In einem ausführlichen Artikel für den Guardian, My Life as a Bibliophile erläutert Julian Barnes ausführlich seine Beziehung zu Büchern:
I became a bit less of a book-collector (or, perhaps, book-fetishist) after I published my first novel. Perhaps, at some subconscious level, I decided that since I was now producing my own first editions, I needed other people’s less. I even started to sell books, which once would have seemed inconceivable. Not that this slowed my rate of acquisition: I still buy books faster than I can read them. But again, this feels completely normal: how weird it would be to have around you only as many books as you have time to read in the rest of your life. And I remain deeply attached to the physical book and the physical bookshop.
The current pressures on both are enormous. My last novel would have cost you £12.99 in a bookshop, about half that (plus postage) online, and a mere £4.79 as a Kindle download. The economics seem unanswerable. Yet, fortunately, economics have never entirely controlled either reading or book-buying. John Updike, towards the end of his life, became pessimistic about the future of the printed book:
For who, in that unthinkable future
When I am dead, will read? The printed page
Was just a half-millennium’s brief wonder …

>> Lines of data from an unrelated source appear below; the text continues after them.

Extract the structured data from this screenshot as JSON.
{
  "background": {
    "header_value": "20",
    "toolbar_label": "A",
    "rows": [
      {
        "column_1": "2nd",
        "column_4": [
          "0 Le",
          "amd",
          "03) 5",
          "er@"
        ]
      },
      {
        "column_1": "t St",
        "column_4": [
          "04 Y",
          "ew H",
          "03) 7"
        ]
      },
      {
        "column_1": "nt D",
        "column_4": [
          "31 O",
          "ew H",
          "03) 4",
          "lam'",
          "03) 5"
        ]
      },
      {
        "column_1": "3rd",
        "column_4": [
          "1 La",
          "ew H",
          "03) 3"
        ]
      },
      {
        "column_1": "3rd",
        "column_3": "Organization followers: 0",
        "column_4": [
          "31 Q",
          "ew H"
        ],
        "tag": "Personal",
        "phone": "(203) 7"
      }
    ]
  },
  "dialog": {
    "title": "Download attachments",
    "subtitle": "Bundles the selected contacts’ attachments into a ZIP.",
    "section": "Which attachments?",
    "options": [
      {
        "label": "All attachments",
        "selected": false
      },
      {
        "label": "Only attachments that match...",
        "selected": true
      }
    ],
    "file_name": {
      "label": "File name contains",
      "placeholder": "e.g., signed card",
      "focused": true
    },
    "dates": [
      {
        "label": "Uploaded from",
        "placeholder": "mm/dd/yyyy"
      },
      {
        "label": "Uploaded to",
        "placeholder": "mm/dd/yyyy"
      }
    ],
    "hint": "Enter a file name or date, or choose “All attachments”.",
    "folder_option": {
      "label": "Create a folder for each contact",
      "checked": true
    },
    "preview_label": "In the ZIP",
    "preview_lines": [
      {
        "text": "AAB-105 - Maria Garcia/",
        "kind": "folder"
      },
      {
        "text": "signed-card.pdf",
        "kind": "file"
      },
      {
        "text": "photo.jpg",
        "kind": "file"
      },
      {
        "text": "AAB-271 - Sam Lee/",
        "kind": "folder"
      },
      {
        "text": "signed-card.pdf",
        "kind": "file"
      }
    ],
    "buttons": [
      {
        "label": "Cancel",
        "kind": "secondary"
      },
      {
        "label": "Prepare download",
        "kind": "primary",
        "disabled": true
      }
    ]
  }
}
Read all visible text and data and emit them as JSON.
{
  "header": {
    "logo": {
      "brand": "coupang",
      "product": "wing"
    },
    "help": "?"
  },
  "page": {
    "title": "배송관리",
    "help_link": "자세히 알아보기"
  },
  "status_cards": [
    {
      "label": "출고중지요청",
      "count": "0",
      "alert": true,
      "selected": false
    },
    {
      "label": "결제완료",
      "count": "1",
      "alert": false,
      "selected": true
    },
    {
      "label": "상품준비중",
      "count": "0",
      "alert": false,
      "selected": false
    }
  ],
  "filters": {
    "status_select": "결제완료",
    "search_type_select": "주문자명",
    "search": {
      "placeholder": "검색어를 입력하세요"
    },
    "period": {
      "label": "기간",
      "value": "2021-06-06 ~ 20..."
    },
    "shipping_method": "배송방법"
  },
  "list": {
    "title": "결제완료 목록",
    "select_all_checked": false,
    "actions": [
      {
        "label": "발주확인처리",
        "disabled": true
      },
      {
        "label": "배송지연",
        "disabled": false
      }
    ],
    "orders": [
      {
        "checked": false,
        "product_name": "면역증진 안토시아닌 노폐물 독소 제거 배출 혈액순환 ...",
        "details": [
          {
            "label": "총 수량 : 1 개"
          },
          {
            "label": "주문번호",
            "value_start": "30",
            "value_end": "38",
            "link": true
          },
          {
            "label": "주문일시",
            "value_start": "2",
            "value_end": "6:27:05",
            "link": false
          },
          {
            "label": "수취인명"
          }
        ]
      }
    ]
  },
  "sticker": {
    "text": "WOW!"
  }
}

I am more optimistic, both about reading and about books. There will always be non-readers, bad readers, lazy readers – there always were. Reading is a majority skill but a minority art. Yet nothing can replace the exact, complicated, subtle communion between absent author and entranced, present reader. Nor do I think the e-reader will ever completely supplant the physical book – even if it does so numerically. Every book feels and looks different in your hands; every Kindle download feels and looks exactly the same (though perhaps the e-reader will one day contain a „smell“ function, which you will click to make your electronic Dickens novel suddenly reek of damp paper, fox marks and nicotine).